Both tracks are important for meeting the oral healthcare needs of our nation. I served in the U.S. Navy during the Vietnam War as a “Class A School” Dental Technician with duties and responsibilities as a chairside technician, dental hygienist, and lab technician. I was stationed with the Marines, at Parris Island, S.C. recruit depot. We had extended duties (depending on which dentist you worked with) that included simple extractions, suturing and removal, carving amalgams, giving injections, along with many others duties which would include helping the medical corpsmen with surgeries and procedures at other duty stations. 

“The dental therapist is a member of the oral healthcare team, who is supervised by a licensed dentist that is responsible for diagnosis, risk assessment, prognosis, and treatment planning for the patient.”(1)

The dental therapist concept has been a military concept and working model in branches of the U.S. military, providing oral health services to large numbers of recruits and military personnel (patients), especially when there were fewer dentists. The proposed DT accreditation standards for education look good. Thank you for your request of service.

Gary W. Vollan L.D., vollan@tctwest.net  307-568-2047
State Coordinator, Wyoming State Denturist Association
www.wysda.org

https://twitter.com/denturist2th

(1) http://www.ada.org/sections/educationAndCareers/pdfs/proposed_dental_therapy.pdf

Corporate abuse by Super Pac ADA

December 27, 2013

Corporate abuse by Super Pac ADA: suppressing and keeping competition away, working against ADA’s own nonprofit vision and mission statement.

The American Dental Association and its state dental constituents have too much federal and state lobbying power over our right to make our own oral healthcare choices.
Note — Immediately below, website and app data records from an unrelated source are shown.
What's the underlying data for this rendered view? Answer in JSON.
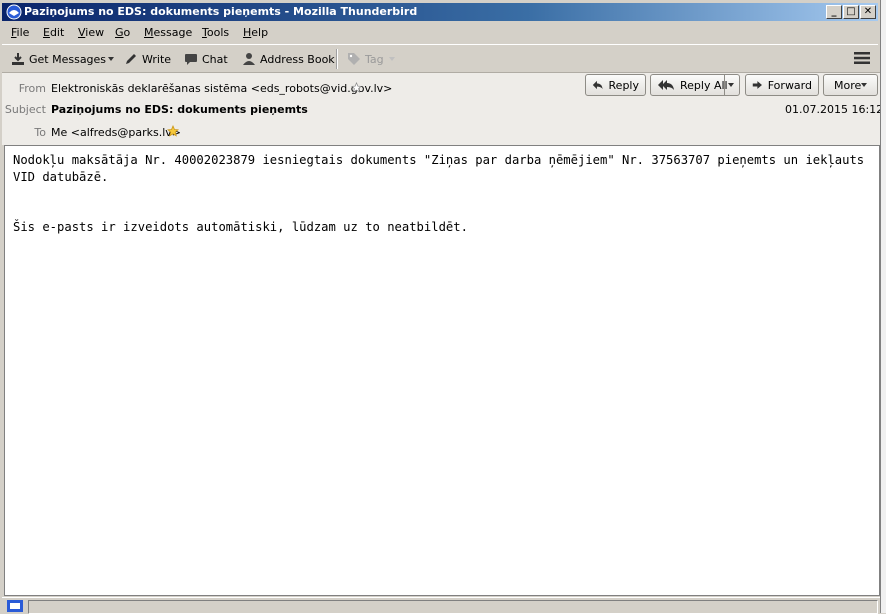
{
  "window": {
    "title": "Paziņojums no EDS: dokuments pieņemts - Mozilla Thunderbird",
    "minimize_glyph": "_",
    "maximize_glyph": "□",
    "close_glyph": "✕"
  },
  "menu": {
    "file": {
      "u": "F",
      "rest": "ile"
    },
    "edit": {
      "u": "E",
      "rest": "dit"
    },
    "view": {
      "u": "V",
      "rest": "iew"
    },
    "go": {
      "u": "G",
      "rest": "o"
    },
    "message": {
      "u": "M",
      "rest": "essage"
    },
    "tools": {
      "u": "T",
      "rest": "ools"
    },
    "help": {
      "u": "H",
      "rest": "elp"
    }
  },
  "toolbar": {
    "get_messages": "Get Messages",
    "write": "Write",
    "chat": "Chat",
    "address_book": "Address Book",
    "tag": "Tag"
  },
  "header": {
    "from_label": "From",
    "from_value": "Elektroniskās deklarēšanas sistēma <eds_robots@vid.gov.lv>",
    "subject_label": "Subject",
    "subject_value": "Paziņojums no EDS: dokuments pieņemts",
    "to_label": "To",
    "to_value": "Me <alfreds@parks.lv>",
    "date": "01.07.2015 16:12",
    "buttons": {
      "reply": "Reply",
      "reply_all": "Reply All",
      "forward": "Forward",
      "more": "More"
    }
  },
  "message": {
    "line1": "Nodokļu maksātāja Nr. 40002023879 iesniegtais dokuments \"Ziņas par darba ņēmējiem\" Nr. 37563707 pieņemts un iekļauts VID datubāzē.",
    "line2": "Šis e-pasts ir izveidots automātiski, lūdzam uz to neatbildēt."
  },
  "colors": {
    "titlebar_start": "#0a246a",
    "titlebar_end": "#a6caf0",
    "chrome": "#d4d0c8",
    "header_bg": "#eeece8"
  }
}
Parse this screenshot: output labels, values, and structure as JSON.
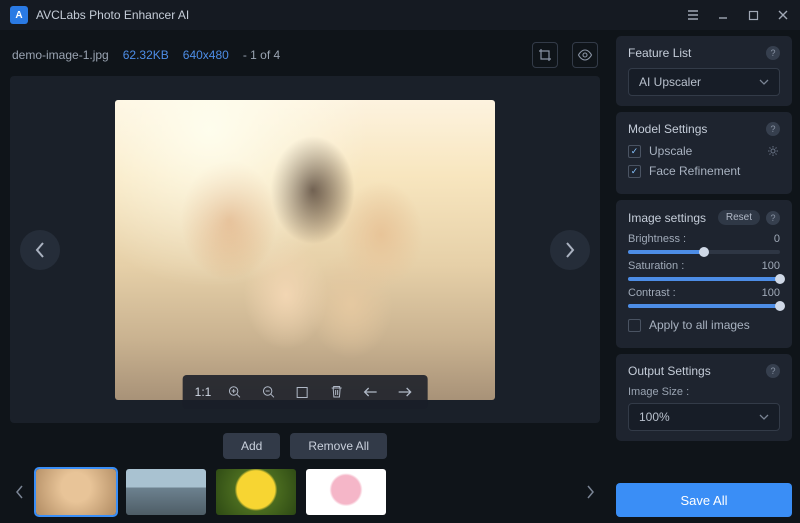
{
  "app": {
    "title": "AVCLabs Photo Enhancer AI"
  },
  "file": {
    "name": "demo-image-1.jpg",
    "size": "62.32KB",
    "dimensions": "640x480",
    "count": "- 1 of 4"
  },
  "toolbar": {
    "ratio": "1:1"
  },
  "buttons": {
    "add": "Add",
    "removeAll": "Remove All"
  },
  "feature": {
    "title": "Feature List",
    "selected": "AI Upscaler"
  },
  "model": {
    "title": "Model Settings",
    "upscale": "Upscale",
    "face": "Face Refinement"
  },
  "image": {
    "title": "Image settings",
    "reset": "Reset",
    "brightness": {
      "label": "Brightness :",
      "value": 0,
      "pct": 50
    },
    "saturation": {
      "label": "Saturation :",
      "value": 100,
      "pct": 100
    },
    "contrast": {
      "label": "Contrast :",
      "value": 100,
      "pct": 100
    },
    "applyAll": "Apply to all images"
  },
  "output": {
    "title": "Output Settings",
    "sizeLabel": "Image Size :",
    "size": "100%"
  },
  "save": "Save All"
}
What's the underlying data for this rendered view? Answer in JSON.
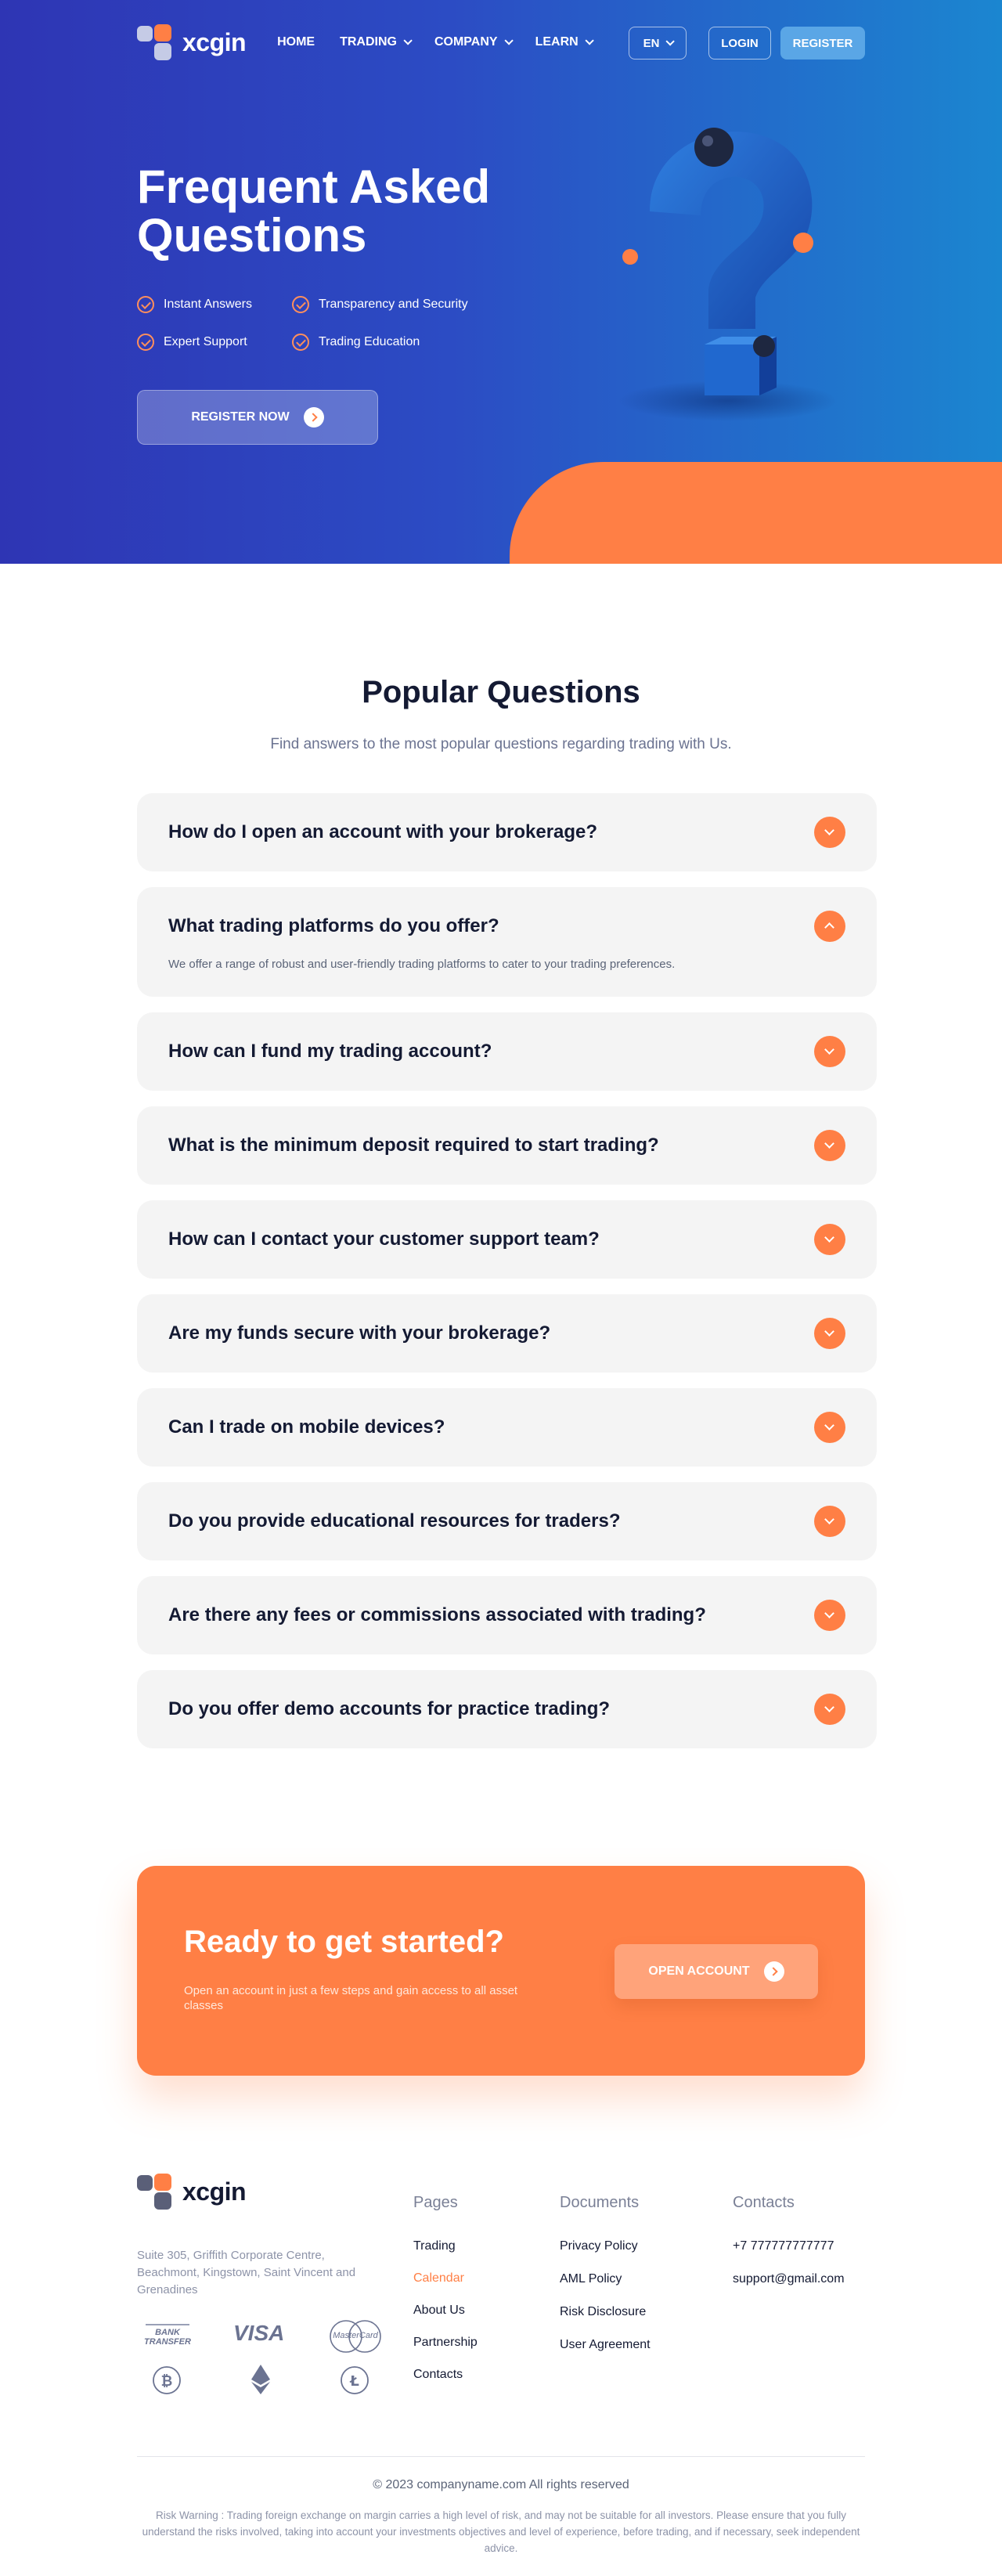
{
  "brand": {
    "name": "xcgin"
  },
  "nav": {
    "links": [
      "HOME",
      "TRADING",
      "COMPANY",
      "LEARN"
    ],
    "lang": "EN",
    "login": "LOGIN",
    "register": "REGISTER"
  },
  "hero": {
    "title": "Frequent Asked Questions",
    "features": [
      "Instant Answers",
      "Transparency and Security",
      "Expert Support",
      "Trading Education"
    ],
    "cta": "REGISTER NOW"
  },
  "faq": {
    "title": "Popular Questions",
    "subtitle": "Find answers to the most popular questions regarding trading with Us.",
    "items": [
      {
        "q": "How do I open an account with your brokerage?",
        "a": "",
        "open": false
      },
      {
        "q": "What trading platforms do you offer?",
        "a": "We offer a range of robust and user-friendly trading platforms to cater to your trading preferences.",
        "open": true
      },
      {
        "q": "How can I fund my trading account?",
        "a": "",
        "open": false
      },
      {
        "q": "What is the minimum deposit required to start trading?",
        "a": "",
        "open": false
      },
      {
        "q": "How can I contact your customer support team?",
        "a": "",
        "open": false
      },
      {
        "q": "Are my funds secure with your brokerage?",
        "a": "",
        "open": false
      },
      {
        "q": "Can I trade on mobile devices?",
        "a": "",
        "open": false
      },
      {
        "q": "Do you provide educational resources for traders?",
        "a": "",
        "open": false
      },
      {
        "q": "Are there any fees or commissions associated with trading?",
        "a": "",
        "open": false
      },
      {
        "q": "Do you offer demo accounts for practice trading?",
        "a": "",
        "open": false
      }
    ]
  },
  "cta": {
    "title": "Ready to get started?",
    "text": "Open an account in just a few steps and gain access to all asset classes",
    "button": "OPEN ACCOUNT"
  },
  "footer": {
    "address": "Suite 305, Griffith Corporate Centre, Beachmont, Kingstown, Saint Vincent and Grenadines",
    "payments": {
      "bank": "BANK TRANSFER",
      "visa": "VISA",
      "mastercard": "MasterCard"
    },
    "pages_title": "Pages",
    "pages": [
      "Trading",
      "Calendar",
      "About Us",
      "Partnership",
      "Contacts"
    ],
    "active_page": "Calendar",
    "documents_title": "Documents",
    "documents": [
      "Privacy Policy",
      "AML Policy",
      "Risk Disclosure",
      "User Agreement"
    ],
    "contacts_title": "Contacts",
    "contacts": [
      "+7 777777777777",
      "support@gmail.com"
    ],
    "copyright": "© 2023 companyname.com All rights reserved",
    "risk": "Risk Warning : Trading foreign exchange on margin carries a high level of risk, and may not be suitable for all investors. Please ensure that you fully understand the risks involved, taking into account your investments objectives and level of experience, before trading, and if necessary, seek independent advice."
  },
  "colors": {
    "accent": "#ff7f45",
    "hero_start": "#2e35b4",
    "hero_end": "#1b86d0",
    "text_dark": "#141a33"
  }
}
ADA lobbyist, limit transparency by federal and state government agencies; encouraging the agencies from recognizing and reporting statistics regarding the denturist profession.

Freedom of Choice

You know people I’m really tired of the American Dental Association thinking it’s in control of our dental and oral healthcare choices. We need more choices. We don’t need ADA and its state dental constituents, both state dental associations and state dental boards limiting our choices. Please consider this open letter to corporate ADA.

Corporate ADA! WE THE PEOPLE can decide what is best in meeting our oral healthcare needs. WE want the freedom to decide. The American Dental Association and its state dental constituents need to stick to dental research and policing its own members. Quit taking our freedom of choice away. Your greed is hurting too many Americans.

Quit persecuting qualified denturists. Denturists need the freedom to serve the people of our Nation in what we’ve been trained and educated to do; providing removable oral prostheses (denture) care directly to the public for better access and affordable care.

Denturists are tired of corporate ADA shutting us down, putting us in jail, taking our equipment away because we are competitors. Americans need choices in providers for oral healthcare. We need midlevel providers such as denturists, dental health aide therapists, and dental therapists. We need the freedom to go directly to a dental hygienist for x-rays and cleanings without paying the high cost of dentists overhead.

We need the freedom to have our teeth whitened at the mall, our home, or dental office. Let us decide what is best for ourselves. Let us make our own oral healthcare decisions regarding providers. Deciding to go to the dentist office is one choice. We need more choices.

Gary W. Vollan L.D., vollan@tctwest.net  307-568-2047

State Coordinator, Wyoming State Denturist Association

 www.wysda.org

  https://twitter.com/denturist2th

 http://www.opensecrets.org/pacs/lookup2.php?strID=C00000729